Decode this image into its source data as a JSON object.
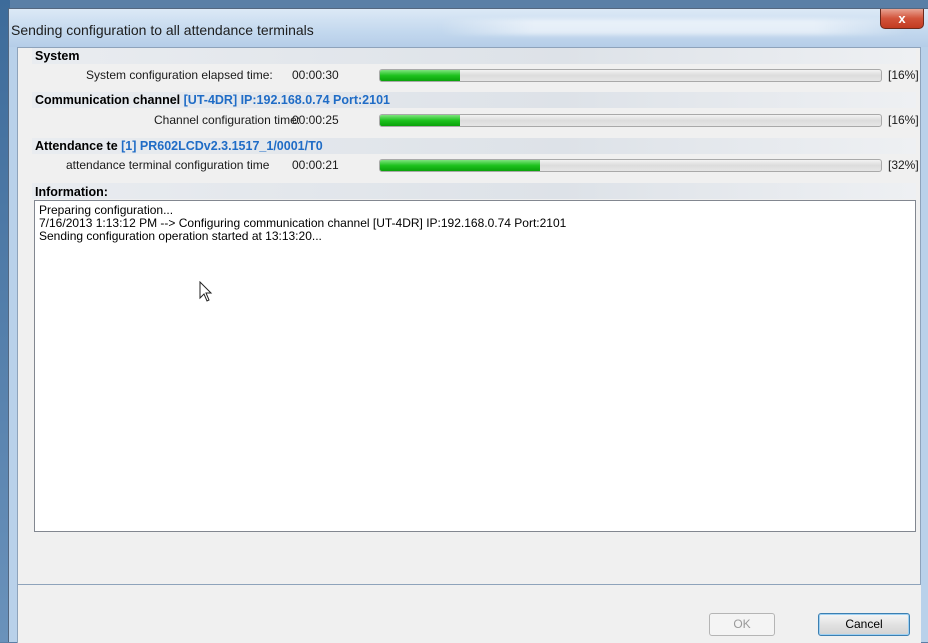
{
  "window": {
    "title": "Sending configuration to all attendance terminals",
    "close_glyph": "x"
  },
  "system": {
    "heading": "System",
    "label": "System configuration elapsed time:",
    "time": "00:00:30",
    "progress": 0.16,
    "percent_text": "[16%]"
  },
  "channel": {
    "heading_prefix": "Communication channel",
    "heading_detail": "[UT-4DR] IP:192.168.0.74  Port:2101",
    "label": "Channel configuration time:",
    "time": "00:00:25",
    "progress": 0.16,
    "percent_text": "[16%]"
  },
  "terminal": {
    "heading_prefix": "Attendance te",
    "heading_detail": "[1] PR602LCDv2.3.1517_1/0001/T0",
    "label": "attendance terminal configuration time",
    "time": "00:00:21",
    "progress": 0.32,
    "percent_text": "[32%]"
  },
  "information": {
    "heading": "Information:",
    "lines": [
      "Preparing configuration...",
      "7/16/2013 1:13:12 PM --> Configuring communication channel  [UT-4DR] IP:192.168.0.74  Port:2101",
      "Sending configuration operation started at 13:13:20..."
    ]
  },
  "buttons": {
    "ok": "OK",
    "cancel": "Cancel"
  },
  "colors": {
    "accent_blue": "#1f6cc6",
    "progress_green": "#1ec21e",
    "close_red": "#c23b21"
  },
  "icons": {
    "close": "close-icon",
    "cursor": "mouse-pointer-icon"
  }
}
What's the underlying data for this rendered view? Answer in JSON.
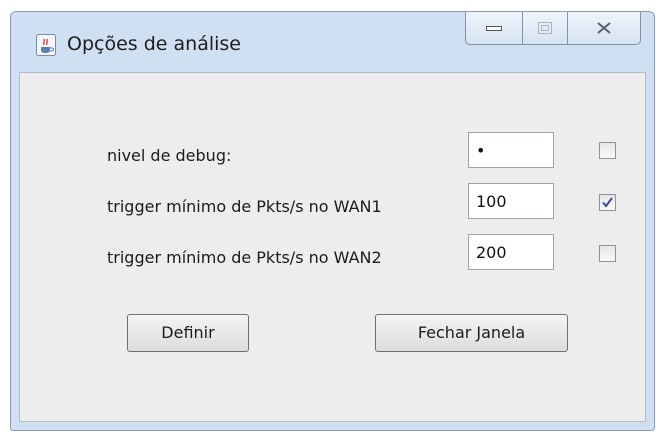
{
  "window": {
    "title": "Opções de análise",
    "icons": {
      "app": "java-coffee-cup-icon",
      "minimize": "minimize-icon",
      "maximize": "maximize-icon",
      "close": "close-icon"
    }
  },
  "form": {
    "rows": [
      {
        "label": "nivel de debug:",
        "value": "•",
        "checked": false
      },
      {
        "label": "trigger mínimo de Pkts/s no WAN1",
        "value": "100",
        "checked": true
      },
      {
        "label": "trigger mínimo de Pkts/s no WAN2",
        "value": "200",
        "checked": false
      }
    ]
  },
  "buttons": {
    "define": "Definir",
    "close_window": "Fechar Janela"
  }
}
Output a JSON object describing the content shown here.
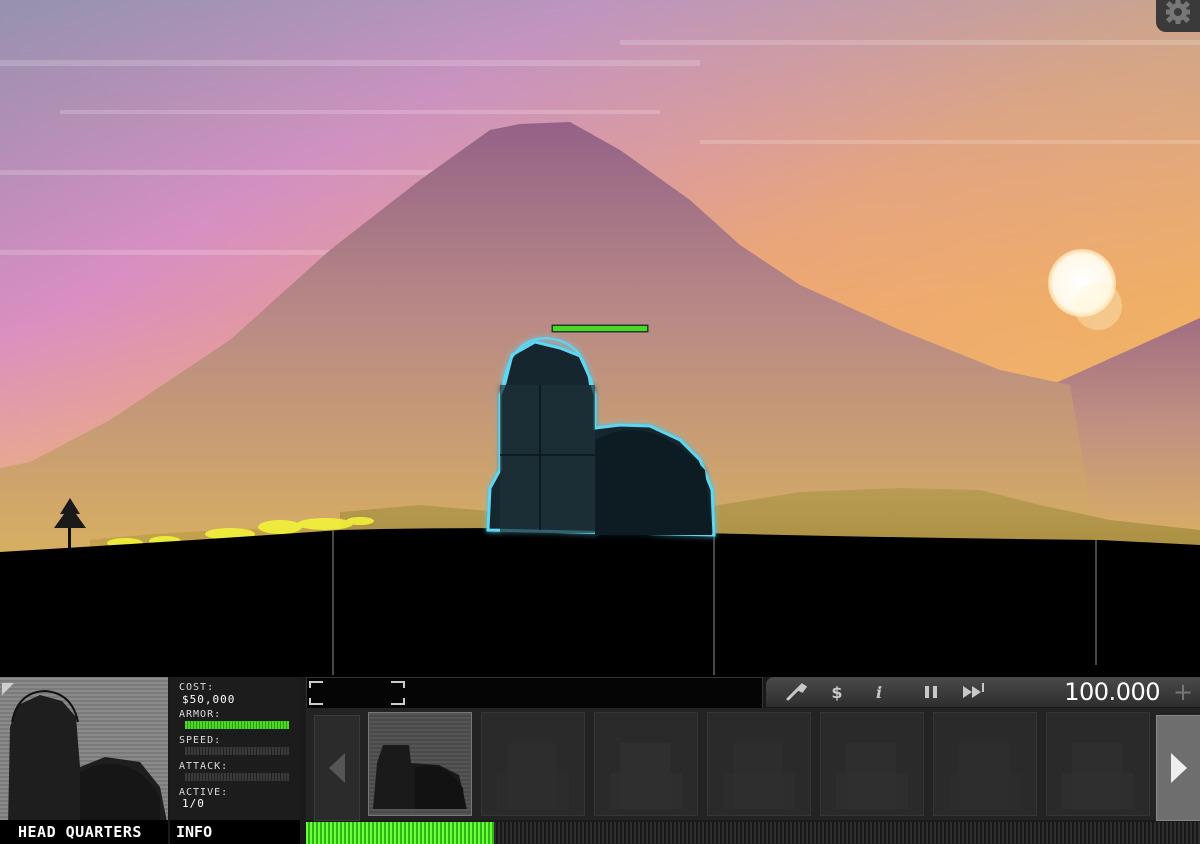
{
  "selected_unit": {
    "name": "HEAD QUARTERS",
    "cost_label": "COST:",
    "cost": "$50,000",
    "armor_label": "ARMOR:",
    "armor": 1.0,
    "speed_label": "SPEED:",
    "speed": 0.0,
    "attack_label": "ATTACK:",
    "attack": 0.0,
    "active_label": "ACTIVE:",
    "active": "1/0"
  },
  "info_tab": "INFO",
  "toolbar": {
    "money": "100.000",
    "icons": [
      "wrench-icon",
      "dollar-icon",
      "info-icon",
      "pause-icon",
      "fast-forward-icon",
      "plus-icon"
    ]
  },
  "build_slots": {
    "count": 7,
    "selected_index": 0
  },
  "build_progress": 0.21,
  "hq_health": 1.0,
  "colors": {
    "sky_top": "#8f7fa6",
    "sky_pink": "#d98fc0",
    "sky_orange": "#f2b347",
    "mountain": "#9a6a86",
    "ground": "#000000",
    "health_green": "#4bd62a",
    "hq_glow": "#5fd6f2",
    "hq_body": "#16262d"
  }
}
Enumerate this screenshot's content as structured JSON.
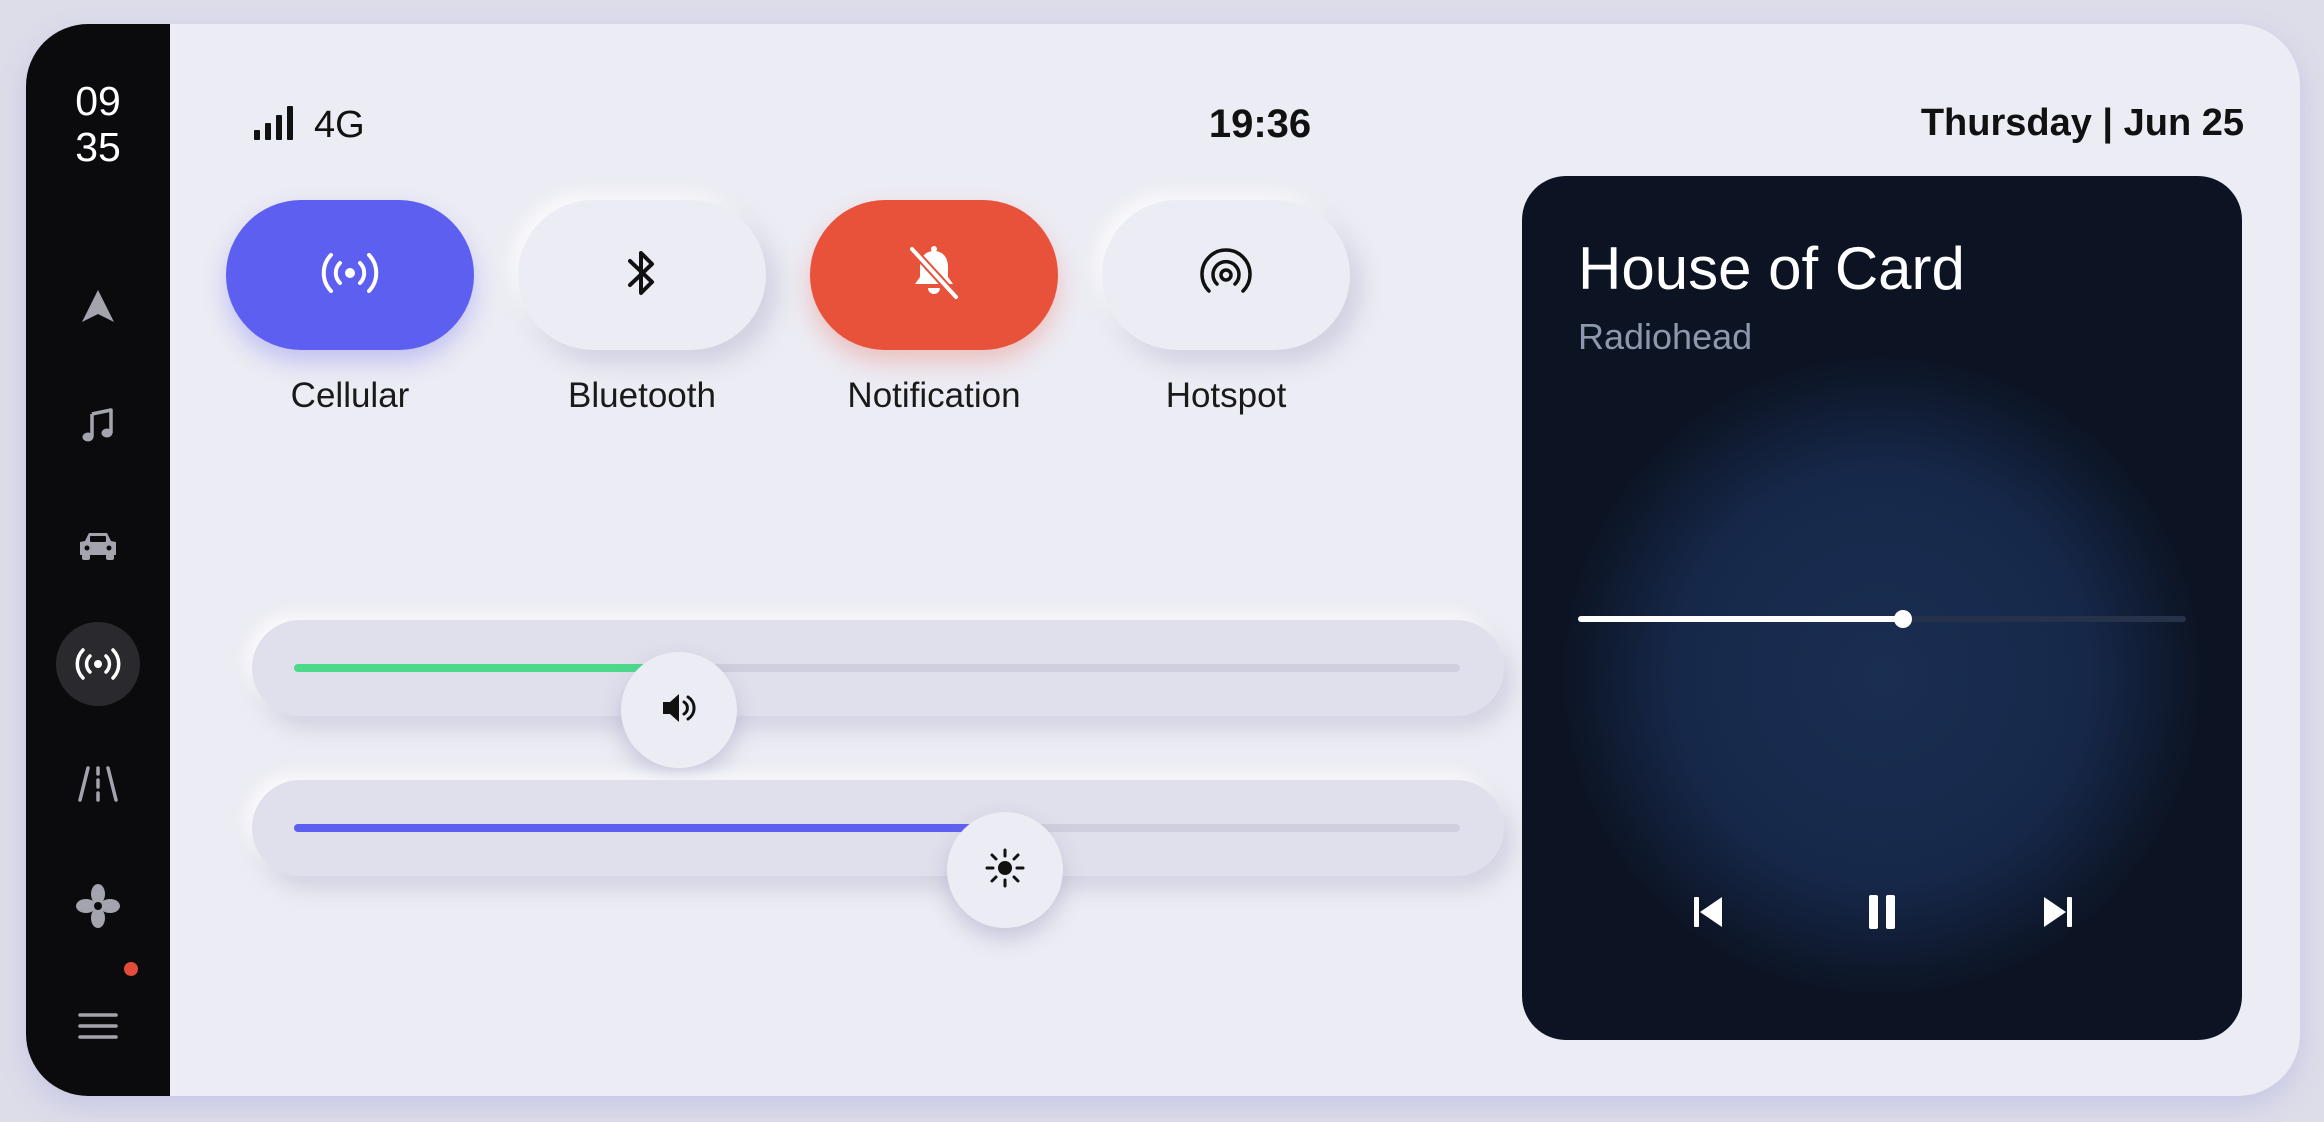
{
  "sidebar": {
    "clock_hour": "09",
    "clock_minute": "35",
    "items": [
      {
        "name": "navigation",
        "icon": "navigation-arrow-icon"
      },
      {
        "name": "music",
        "icon": "music-note-icon"
      },
      {
        "name": "car",
        "icon": "car-icon"
      },
      {
        "name": "connectivity",
        "icon": "broadcast-icon",
        "active": true
      },
      {
        "name": "road",
        "icon": "road-icon"
      },
      {
        "name": "fan",
        "icon": "fan-icon"
      },
      {
        "name": "menu",
        "icon": "menu-icon",
        "has_notification": true
      }
    ]
  },
  "status": {
    "network": "4G",
    "time": "19:36",
    "date": "Thursday | Jun 25"
  },
  "toggles": [
    {
      "label": "Cellular",
      "icon": "broadcast-icon",
      "state": "on",
      "color": "#5d5ff0"
    },
    {
      "label": "Bluetooth",
      "icon": "bluetooth-icon",
      "state": "off"
    },
    {
      "label": "Notification",
      "icon": "bell-off-icon",
      "state": "on",
      "color": "#e8513a"
    },
    {
      "label": "Hotspot",
      "icon": "hotspot-icon",
      "state": "off"
    }
  ],
  "sliders": {
    "volume": {
      "level": 0.33,
      "color": "#4cd98a",
      "icon": "speaker-icon"
    },
    "brightness": {
      "level": 0.61,
      "color": "#5d5ff0",
      "icon": "sun-icon"
    }
  },
  "media": {
    "title": "House of Card",
    "artist": "Radiohead",
    "progress": 0.535,
    "controls": [
      "previous-icon",
      "pause-icon",
      "next-icon"
    ]
  },
  "colors": {
    "accent_blue": "#5d5ff0",
    "accent_red": "#e8513a",
    "accent_green": "#4cd98a",
    "sidebar_bg": "#0b0b0d",
    "card_bg": "#0c1322"
  }
}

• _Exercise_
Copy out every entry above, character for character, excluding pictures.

• _Answer to this problem_
Decode this image into its source data as a JSON object.
{
  "window": {
    "title": "Sending configuration to all attendance terminals",
    "close_glyph": "x"
  },
  "system": {
    "heading": "System",
    "label": "System configuration elapsed time:",
    "time": "00:00:30",
    "progress": 0.16,
    "percent_text": "[16%]"
  },
  "channel": {
    "heading_prefix": "Communication channel",
    "heading_detail": "[UT-4DR] IP:192.168.0.74  Port:2101",
    "label": "Channel configuration time:",
    "time": "00:00:25",
    "progress": 0.16,
    "percent_text": "[16%]"
  },
  "terminal": {
    "heading_prefix": "Attendance te",
    "heading_detail": "[1] PR602LCDv2.3.1517_1/0001/T0",
    "label": "attendance terminal configuration time",
    "time": "00:00:21",
    "progress": 0.32,
    "percent_text": "[32%]"
  },
  "information": {
    "heading": "Information:",
    "lines": [
      "Preparing configuration...",
      "7/16/2013 1:13:12 PM --> Configuring communication channel  [UT-4DR] IP:192.168.0.74  Port:2101",
      "Sending configuration operation started at 13:13:20..."
    ]
  },
  "buttons": {
    "ok": "OK",
    "cancel": "Cancel"
  },
  "colors": {
    "accent_blue": "#1f6cc6",
    "progress_green": "#1ec21e",
    "close_red": "#c23b21"
  },
  "icons": {
    "close": "close-icon",
    "cursor": "mouse-pointer-icon"
  }
}
What's the underlying data for this rendered view? Answer in JSON.
{
  "window": {
    "title": "Opções de análise",
    "icons": {
      "app": "java-coffee-cup-icon",
      "minimize": "minimize-icon",
      "maximize": "maximize-icon",
      "close": "close-icon"
    }
  },
  "form": {
    "rows": [
      {
        "label": "nivel de debug:",
        "value": "•",
        "checked": false
      },
      {
        "label": "trigger mínimo de Pkts/s no WAN1",
        "value": "100",
        "checked": true
      },
      {
        "label": "trigger mínimo de Pkts/s no WAN2",
        "value": "200",
        "checked": false
      }
    ]
  },
  "buttons": {
    "define": "Definir",
    "close_window": "Fechar Janela"
  }
}
Output a JSON object describing the content shown here.
{
  "selected_unit": {
    "name": "HEAD QUARTERS",
    "cost_label": "COST:",
    "cost": "$50,000",
    "armor_label": "ARMOR:",
    "armor": 1.0,
    "speed_label": "SPEED:",
    "speed": 0.0,
    "attack_label": "ATTACK:",
    "attack": 0.0,
    "active_label": "ACTIVE:",
    "active": "1/0"
  },
  "info_tab": "INFO",
  "toolbar": {
    "money": "100.000",
    "icons": [
      "wrench-icon",
      "dollar-icon",
      "info-icon",
      "pause-icon",
      "fast-forward-icon",
      "plus-icon"
    ]
  },
  "build_slots": {
    "count": 7,
    "selected_index": 0
  },
  "build_progress": 0.21,
  "hq_health": 1.0,
  "colors": {
    "sky_top": "#8f7fa6",
    "sky_pink": "#d98fc0",
    "sky_orange": "#f2b347",
    "mountain": "#9a6a86",
    "ground": "#000000",
    "health_green": "#4bd62a",
    "hq_glow": "#5fd6f2",
    "hq_body": "#16262d"
  }
}
Enumerate this screenshot's content as structured JSON.
{
  "sidebar": {
    "clock_hour": "09",
    "clock_minute": "35",
    "items": [
      {
        "name": "navigation",
        "icon": "navigation-arrow-icon"
      },
      {
        "name": "music",
        "icon": "music-note-icon"
      },
      {
        "name": "car",
        "icon": "car-icon"
      },
      {
        "name": "connectivity",
        "icon": "broadcast-icon",
        "active": true
      },
      {
        "name": "road",
        "icon": "road-icon"
      },
      {
        "name": "fan",
        "icon": "fan-icon"
      },
      {
        "name": "menu",
        "icon": "menu-icon",
        "has_notification": true
      }
    ]
  },
  "status": {
    "network": "4G",
    "time": "19:36",
    "date": "Thursday | Jun 25"
  },
  "toggles": [
    {
      "label": "Cellular",
      "icon": "broadcast-icon",
      "state": "on",
      "color": "#5d5ff0"
    },
    {
      "label": "Bluetooth",
      "icon": "bluetooth-icon",
      "state": "off"
    },
    {
      "label": "Notification",
      "icon": "bell-off-icon",
      "state": "on",
      "color": "#e8513a"
    },
    {
      "label": "Hotspot",
      "icon": "hotspot-icon",
      "state": "off"
    }
  ],
  "sliders": {
    "volume": {
      "level": 0.33,
      "color": "#4cd98a",
      "icon": "speaker-icon"
    },
    "brightness": {
      "level": 0.61,
      "color": "#5d5ff0",
      "icon": "sun-icon"
    }
  },
  "media": {
    "title": "House of Card",
    "artist": "Radiohead",
    "progress": 0.535,
    "controls": [
      "previous-icon",
      "pause-icon",
      "next-icon"
    ]
  },
  "colors": {
    "accent_blue": "#5d5ff0",
    "accent_red": "#e8513a",
    "accent_green": "#4cd98a",
    "sidebar_bg": "#0b0b0d",
    "card_bg": "#0c1322"
  }
}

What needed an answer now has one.